It sounds like the winter storm currently bearing down on Washington (shotgun full of snow, etc.) isn't going to come through. Topper Shutt's Bread-O-Meter stands at a meager 4.5, and is likely to dip even lower. Normally I wouldn't put a lot of stock in a local weatherguy's opinion. But Topper has always been Catherine's and my favorite: he has the saddest eyes of any weatherman. The rough and tumble world of meteorological prognostication was never meant for a soul as gentle as he.
But maybe it's for the best that the storm is dissipating, seeing as our furnace has been broken since Friday morning. For a while it was just freezing cold every morning. I was prepared to chalk this up to my inability to comprehend our stupefyingly complex digital thermostat, but our landlord had an HVAC guy come by on Friday to have a look anyway. I don't know what he did, but I know it was a bad idea. Prior to his visit the furnace had been deeply troubled but high-functioning. Afterward — well, on the plus side there was now a red LED illuminated on the thermostat. On the minus side, the system no longer produced actual heat. Hmm.

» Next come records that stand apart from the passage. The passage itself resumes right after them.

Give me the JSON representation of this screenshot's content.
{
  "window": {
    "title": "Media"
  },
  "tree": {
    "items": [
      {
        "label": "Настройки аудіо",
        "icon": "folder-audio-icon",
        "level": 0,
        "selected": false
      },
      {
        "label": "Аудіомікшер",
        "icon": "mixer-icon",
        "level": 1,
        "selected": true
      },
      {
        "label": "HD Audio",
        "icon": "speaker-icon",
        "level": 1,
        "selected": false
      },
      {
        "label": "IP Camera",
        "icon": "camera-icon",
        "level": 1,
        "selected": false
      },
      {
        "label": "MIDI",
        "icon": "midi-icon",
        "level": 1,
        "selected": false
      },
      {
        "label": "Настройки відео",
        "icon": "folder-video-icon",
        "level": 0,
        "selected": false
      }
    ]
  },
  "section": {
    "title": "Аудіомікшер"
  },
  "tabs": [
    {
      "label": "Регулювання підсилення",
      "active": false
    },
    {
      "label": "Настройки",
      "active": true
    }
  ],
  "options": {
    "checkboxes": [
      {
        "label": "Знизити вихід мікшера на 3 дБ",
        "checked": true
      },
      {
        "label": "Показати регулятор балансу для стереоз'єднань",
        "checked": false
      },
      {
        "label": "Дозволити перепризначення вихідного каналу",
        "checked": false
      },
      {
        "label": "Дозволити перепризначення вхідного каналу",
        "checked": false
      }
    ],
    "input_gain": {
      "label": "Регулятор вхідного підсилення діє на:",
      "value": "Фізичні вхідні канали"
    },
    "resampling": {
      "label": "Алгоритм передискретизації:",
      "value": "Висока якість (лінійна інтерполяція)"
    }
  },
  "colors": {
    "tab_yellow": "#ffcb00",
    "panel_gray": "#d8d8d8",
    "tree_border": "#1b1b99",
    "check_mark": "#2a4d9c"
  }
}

Saturday morning brought a 52 degree wakeup — time to call the landlord, who came right over, accepted our mutual impotence in the face of a broken heat pump, and then went to buy us some space heaters. Charles and I can now be luxuriously toasty in up to one room at a time, provided we don't mind tripping the circuit breaker every time so much as the refrigerator light goes on.

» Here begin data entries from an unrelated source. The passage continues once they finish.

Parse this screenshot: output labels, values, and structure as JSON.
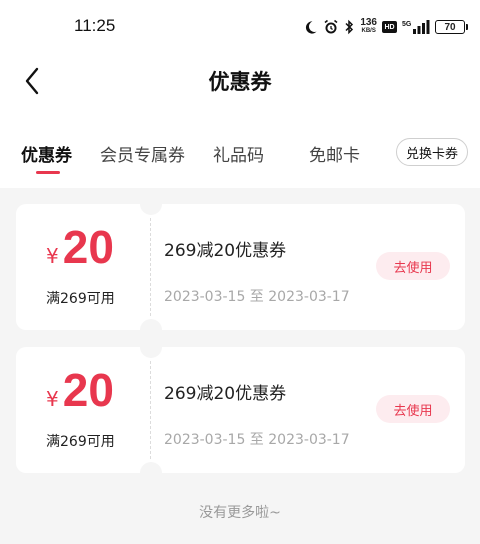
{
  "status_bar": {
    "time": "11:25",
    "net_speed_value": "136",
    "net_speed_unit": "KB/S",
    "hd_label": "HD",
    "signal_label": "5G",
    "battery": "70"
  },
  "header": {
    "title": "优惠券"
  },
  "tabs": [
    {
      "label": "优惠券",
      "active": true
    },
    {
      "label": "会员专属券"
    },
    {
      "label": "礼品码"
    },
    {
      "label": "免邮卡"
    }
  ],
  "redeem_button": "兑换卡券",
  "coupons": [
    {
      "currency": "¥",
      "amount": "20",
      "condition": "满269可用",
      "title": "269减20优惠券",
      "date_range": "2023-03-15 至 2023-03-17",
      "action": "去使用"
    },
    {
      "currency": "¥",
      "amount": "20",
      "condition": "满269可用",
      "title": "269减20优惠券",
      "date_range": "2023-03-15 至 2023-03-17",
      "action": "去使用"
    }
  ],
  "footer": "没有更多啦~",
  "colors": {
    "accent": "#e8374e",
    "button_bg": "#fdecef",
    "page_bg": "#f5f5f5"
  }
}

Being cold sucks, but it's at least conceptually pleasing to my cheapskate nerd side. Every power adapter, light bulb, computer and appliance around me, although cherished, is horribly inefficient. Entropy's inevitability doesn't just mean that you and I will die and that our universe will someday collapse into a cold, empty cloud of lifeless elementary particles (although its more practical upshot is just that I'm usually too existentially distraught to bother picking up my room). It also means that nearly everything in your house that takes electricity turns more than half of the energy it consumes into heat rather than useful work.
But with the furnace broken, suddenly all of that waste heat is an asset. I'm glad of every wasted watt-second, every gently warm plug pack. Up yours, physics! I'm getting my money's worth at last, Pepco! It's true that the heat-pump's 100+% efficiency has a distinct perpetual-motion-machine allure, but for now I'm happy shooting heat out of every available appliance and into my frozen toes. Time to start Linux recompiling again for no particular reason.